In our consumer-driven society a high market value is not placed on self-reflection, but before we get too far into this conversation I’d like us to take a minute to be honest with ourselves. How much of our confusion about Christianity comes from our own reluctance to find the answers to the questions that we say we want answered?
In his book, Confessions Augustine (A.D. 397) wrote:
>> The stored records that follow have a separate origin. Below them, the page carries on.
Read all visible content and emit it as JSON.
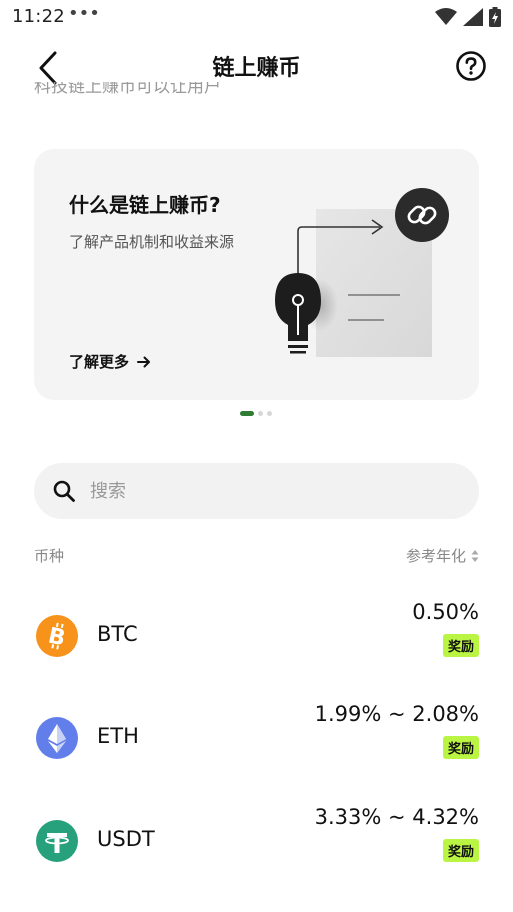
{
  "status_bar": {
    "time": "11:22",
    "more": "•••",
    "icons": [
      "wifi-icon",
      "signal-icon",
      "battery-icon"
    ]
  },
  "nav": {
    "title": "链上赚币",
    "back_icon": "chevron-left-icon",
    "help_icon": "help-circle-icon"
  },
  "cut_off_text": "科技链上赚币可以让用户",
  "banner": {
    "title": "什么是链上赚币?",
    "subtitle": "了解产品机制和收益来源",
    "link_label": "了解更多",
    "link_icon": "arrow-right-icon",
    "background": "#f4f4f4",
    "illustration_icons": [
      "link-icon",
      "lightbulb-icon",
      "document-icon"
    ]
  },
  "pager": {
    "count": 3,
    "active": 0,
    "active_color": "#2e7d32"
  },
  "search": {
    "placeholder": "搜索",
    "value": "",
    "icon": "search-icon"
  },
  "list": {
    "header_coin": "币种",
    "header_apy": "参考年化",
    "sort_icon": "sort-icon",
    "rows": [
      {
        "name": "BTC",
        "apy": "0.50%",
        "badge": "奖励",
        "logo_color": "#f7931a",
        "logo_icon": "bitcoin-logo"
      },
      {
        "name": "ETH",
        "apy": "1.99% ~ 2.08%",
        "badge": "奖励",
        "logo_color": "#627eea",
        "logo_icon": "ethereum-logo"
      },
      {
        "name": "USDT",
        "apy": "3.33% ~ 4.32%",
        "badge": "奖励",
        "logo_color": "#26a17b",
        "logo_icon": "tether-logo"
      }
    ],
    "badge_color": "#b9f542"
  }
}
“In my youth I had prayed to you [i.e. God] for chastity and said, “Give me chastity and continence, but not yet.” I was afraid that you would answer my prayer at once and cure me too soon of the disease of lust, which I wanted satisfied, not quelled. I had wandered on along the road of vice in sacrilegious superstition . . . not because I thought that it was right, but because I preferred it to the Christian belief, which I did not explore as I ought but opposed out of malice.”*
Augustine claimed to be searching for truth, but, as he confesses he was motivated out of anger at the ‘religion’ of his mother, and really didn’t want to be bothered with the truth just yet.
Does any of this sound remotely familiar (remember, we’re being honest)?
How often do we, in our search for truth and clarity hope to not yet find the answers we seek? How many times to we find solace in our search and forget (or deliberately neglect) to take a long, hard look at the answers as they come? How often do we experience a sense of solidarity with other searchers that don’t really want to be found, but can claim if called to the mat that “we were searching?”
Do we really want the answers, or are we simply wandering in circles because we’re afraid of what those answers might be? Are we so angry at the hypocrisy of our parents or our teachers or our pastors/churches that we will sacrifice the truth itself for the search?
Are we too often like the character in the Gillian Welch song, Look At Miss Ohio, saying, “I wanna do right, but not right now?”
I, for one have long been guilty of Augustine’s folly. It seems to me that, especially in the artistic world it’s cool to search for truth as long as we don’t actually find it. Here’s to real truth-seeking and non hypocritical prayers.
* Aurelius Augustine, Confessions (New York, NY: Penguin Books, 1961), Book VIII, Chapter 7.